That’s why it’s essential that the plant has reliable maintenance workers to keep the lines running smoothly. A shut-down cookie line can cost the company hundreds of dollars a minute.
To keep its line staff skilled and up-to-date in mechanical and electrical maintenance, Pepperidge Farm has been sending workers to nearby North Central State College (NCSC) for training. NCSC’s Advanced Manufacturing/Integrated Systems Technology (AM/IST) program boasts a state-of-the-art, hands-on lab that trains manufacturing workers to operate, troubleshoot and maintain the high-tech equipment found in today’s workplaces. Employees learn about integrated systems and develop skills related to pneumatics, programmable logic controllers (PLCs), electronics, mechanical drive systems, fluid power systems, electrical systems, motor controls and electro-fluid power.

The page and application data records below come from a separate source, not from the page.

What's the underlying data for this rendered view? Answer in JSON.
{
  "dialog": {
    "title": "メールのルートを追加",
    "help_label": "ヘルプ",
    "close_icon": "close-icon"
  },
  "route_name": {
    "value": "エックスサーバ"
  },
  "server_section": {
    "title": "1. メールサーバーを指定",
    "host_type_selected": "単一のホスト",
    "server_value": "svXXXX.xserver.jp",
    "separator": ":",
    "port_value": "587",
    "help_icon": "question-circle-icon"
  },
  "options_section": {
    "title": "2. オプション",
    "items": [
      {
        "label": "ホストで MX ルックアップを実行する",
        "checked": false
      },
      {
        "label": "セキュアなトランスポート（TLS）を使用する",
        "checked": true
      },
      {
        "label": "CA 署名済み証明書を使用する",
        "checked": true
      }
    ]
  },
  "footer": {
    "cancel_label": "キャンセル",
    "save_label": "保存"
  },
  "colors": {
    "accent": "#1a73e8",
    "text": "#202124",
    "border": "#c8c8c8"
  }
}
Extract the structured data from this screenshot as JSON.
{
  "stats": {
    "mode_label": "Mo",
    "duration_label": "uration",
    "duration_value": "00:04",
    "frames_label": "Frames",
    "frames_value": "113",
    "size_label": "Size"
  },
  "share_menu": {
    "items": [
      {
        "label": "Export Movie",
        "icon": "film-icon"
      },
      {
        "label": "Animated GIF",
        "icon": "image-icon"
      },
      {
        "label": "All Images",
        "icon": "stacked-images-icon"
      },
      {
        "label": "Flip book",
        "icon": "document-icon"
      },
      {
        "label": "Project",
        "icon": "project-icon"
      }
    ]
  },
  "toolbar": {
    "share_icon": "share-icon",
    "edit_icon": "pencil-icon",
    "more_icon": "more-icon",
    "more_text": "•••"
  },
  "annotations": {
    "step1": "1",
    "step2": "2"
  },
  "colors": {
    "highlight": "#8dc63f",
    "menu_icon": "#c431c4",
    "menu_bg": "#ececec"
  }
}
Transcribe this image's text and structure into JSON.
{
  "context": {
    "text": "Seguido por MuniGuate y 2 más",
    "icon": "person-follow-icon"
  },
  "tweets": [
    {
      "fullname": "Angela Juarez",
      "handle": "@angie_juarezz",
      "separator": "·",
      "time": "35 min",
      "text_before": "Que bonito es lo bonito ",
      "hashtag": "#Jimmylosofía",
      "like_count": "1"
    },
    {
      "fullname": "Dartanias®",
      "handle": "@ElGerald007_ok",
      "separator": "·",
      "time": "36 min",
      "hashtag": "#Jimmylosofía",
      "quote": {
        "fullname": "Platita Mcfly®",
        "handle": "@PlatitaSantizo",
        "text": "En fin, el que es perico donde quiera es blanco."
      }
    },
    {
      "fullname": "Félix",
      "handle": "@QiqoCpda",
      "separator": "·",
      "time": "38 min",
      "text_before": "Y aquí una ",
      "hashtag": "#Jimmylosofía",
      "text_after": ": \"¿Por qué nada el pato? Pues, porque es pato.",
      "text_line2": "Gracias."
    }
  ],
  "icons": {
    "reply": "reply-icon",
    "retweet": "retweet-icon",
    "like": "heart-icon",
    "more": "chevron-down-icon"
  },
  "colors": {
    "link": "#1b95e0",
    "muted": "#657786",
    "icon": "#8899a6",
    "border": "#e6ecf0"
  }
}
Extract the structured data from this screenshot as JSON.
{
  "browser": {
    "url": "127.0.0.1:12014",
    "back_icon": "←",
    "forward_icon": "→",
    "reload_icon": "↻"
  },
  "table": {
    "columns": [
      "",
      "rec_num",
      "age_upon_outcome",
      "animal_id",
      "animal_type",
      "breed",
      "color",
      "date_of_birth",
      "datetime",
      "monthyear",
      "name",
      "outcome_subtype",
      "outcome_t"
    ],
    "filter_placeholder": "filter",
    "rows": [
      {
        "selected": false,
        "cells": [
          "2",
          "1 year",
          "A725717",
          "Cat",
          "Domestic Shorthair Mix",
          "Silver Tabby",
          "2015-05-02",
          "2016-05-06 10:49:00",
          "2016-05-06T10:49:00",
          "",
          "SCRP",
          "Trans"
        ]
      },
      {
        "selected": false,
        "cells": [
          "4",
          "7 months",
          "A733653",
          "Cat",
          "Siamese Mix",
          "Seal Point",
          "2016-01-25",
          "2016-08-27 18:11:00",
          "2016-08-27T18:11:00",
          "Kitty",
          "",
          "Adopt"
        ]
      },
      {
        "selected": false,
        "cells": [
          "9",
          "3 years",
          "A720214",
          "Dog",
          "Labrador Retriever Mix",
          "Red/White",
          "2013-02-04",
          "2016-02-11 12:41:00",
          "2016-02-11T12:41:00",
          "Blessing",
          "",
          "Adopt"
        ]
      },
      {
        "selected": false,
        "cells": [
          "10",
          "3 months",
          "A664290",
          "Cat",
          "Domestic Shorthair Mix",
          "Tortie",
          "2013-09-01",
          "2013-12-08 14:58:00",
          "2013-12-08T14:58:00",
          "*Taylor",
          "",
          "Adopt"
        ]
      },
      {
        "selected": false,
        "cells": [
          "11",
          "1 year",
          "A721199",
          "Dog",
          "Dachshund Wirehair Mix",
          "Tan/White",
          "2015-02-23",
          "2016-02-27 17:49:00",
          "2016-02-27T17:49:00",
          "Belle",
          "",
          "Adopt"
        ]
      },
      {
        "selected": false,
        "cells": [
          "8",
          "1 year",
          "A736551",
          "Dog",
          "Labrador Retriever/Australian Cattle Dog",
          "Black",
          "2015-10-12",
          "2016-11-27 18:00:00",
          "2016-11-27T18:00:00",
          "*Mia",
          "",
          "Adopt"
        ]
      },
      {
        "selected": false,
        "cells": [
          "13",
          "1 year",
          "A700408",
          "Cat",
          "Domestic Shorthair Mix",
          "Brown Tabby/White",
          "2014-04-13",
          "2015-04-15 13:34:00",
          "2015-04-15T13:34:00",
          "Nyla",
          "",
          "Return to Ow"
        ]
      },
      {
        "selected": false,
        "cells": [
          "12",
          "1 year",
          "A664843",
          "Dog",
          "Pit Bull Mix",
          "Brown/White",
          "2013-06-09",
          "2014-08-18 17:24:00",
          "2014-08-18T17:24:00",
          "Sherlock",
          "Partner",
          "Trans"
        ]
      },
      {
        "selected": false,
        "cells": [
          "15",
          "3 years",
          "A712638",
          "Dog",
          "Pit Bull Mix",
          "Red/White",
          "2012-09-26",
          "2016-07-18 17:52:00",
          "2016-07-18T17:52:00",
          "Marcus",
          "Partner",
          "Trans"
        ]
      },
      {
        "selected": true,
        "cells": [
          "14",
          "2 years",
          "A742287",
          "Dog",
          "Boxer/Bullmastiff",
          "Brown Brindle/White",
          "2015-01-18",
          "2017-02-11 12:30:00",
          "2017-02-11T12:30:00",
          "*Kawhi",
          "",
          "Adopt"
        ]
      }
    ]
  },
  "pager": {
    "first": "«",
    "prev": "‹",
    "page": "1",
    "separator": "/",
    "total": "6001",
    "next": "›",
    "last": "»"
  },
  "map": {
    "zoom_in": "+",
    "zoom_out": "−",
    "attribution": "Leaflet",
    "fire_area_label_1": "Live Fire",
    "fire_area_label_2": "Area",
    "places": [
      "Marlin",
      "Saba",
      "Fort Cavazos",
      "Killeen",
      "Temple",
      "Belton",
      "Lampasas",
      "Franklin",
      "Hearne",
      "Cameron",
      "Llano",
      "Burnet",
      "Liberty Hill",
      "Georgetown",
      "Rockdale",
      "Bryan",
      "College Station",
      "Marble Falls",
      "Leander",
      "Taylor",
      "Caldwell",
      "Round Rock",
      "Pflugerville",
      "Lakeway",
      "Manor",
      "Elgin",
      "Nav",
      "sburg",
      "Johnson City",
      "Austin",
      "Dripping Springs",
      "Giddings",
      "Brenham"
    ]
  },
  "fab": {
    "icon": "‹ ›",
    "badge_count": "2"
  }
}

“We need the full gamut of mechanical and electrical skills,” said Pepperidge Farm maintenance manager Gary King. “Downtime is very expensive. Being a skilled troubleshooter and being able to react to a problem quickly is vital. Being able to identify something before it becomes a problem is also very important.”
Previously, Pepperidge Farm had an in-house self-study program it offered to its mechanics. But through regular performance observations, managers discovered the program was working as far as teaching workers a certain amount of mechanical knowledge, but it was not giving them the actual skills they needed to best perform their jobs. The hands-on AM/IST curricula and labs at NCSC provided that missing instructional link.
Each maintenance worker is given the opportunity to take designated courses at NCSC to upgrade skills. Taking courses is not mandatory, but incentives are given to those who elect to go through the training. With a certain amount of education and at least one year at a particular pay rate, an employee can move up to the next level of pay.
So far, 30 Pepperidge maintenance workers have taken a total of about 50 AM/IST courses at NCSC. Some take only the courses recommended by the plant, while others choose to complete more training to upgrade their skills. Managers encourage employees to complete as much training as they want.
“It’s all relative to what we’re doing here,” King said. “The more knowledge they have, the better off we’re going to be.”
The Ohio Department of Education obviously feels the same way, granting the company a 50 percent refund on tuition during the first two years and a 100 percent refund during the third year.
King said the response of his staff to the AM/IST training has been very positive.
“They like it much better than the self-study program,” he said. “Most of them appreciate the hands-on applications and having an instructor available for questions they might have. More and more people seem to be attending. The broad time in which the lab is open is a big advantage, too. People from all three of our shifts can find a time to get in to train.”
Pepperidge Farm Retraining at North Central State College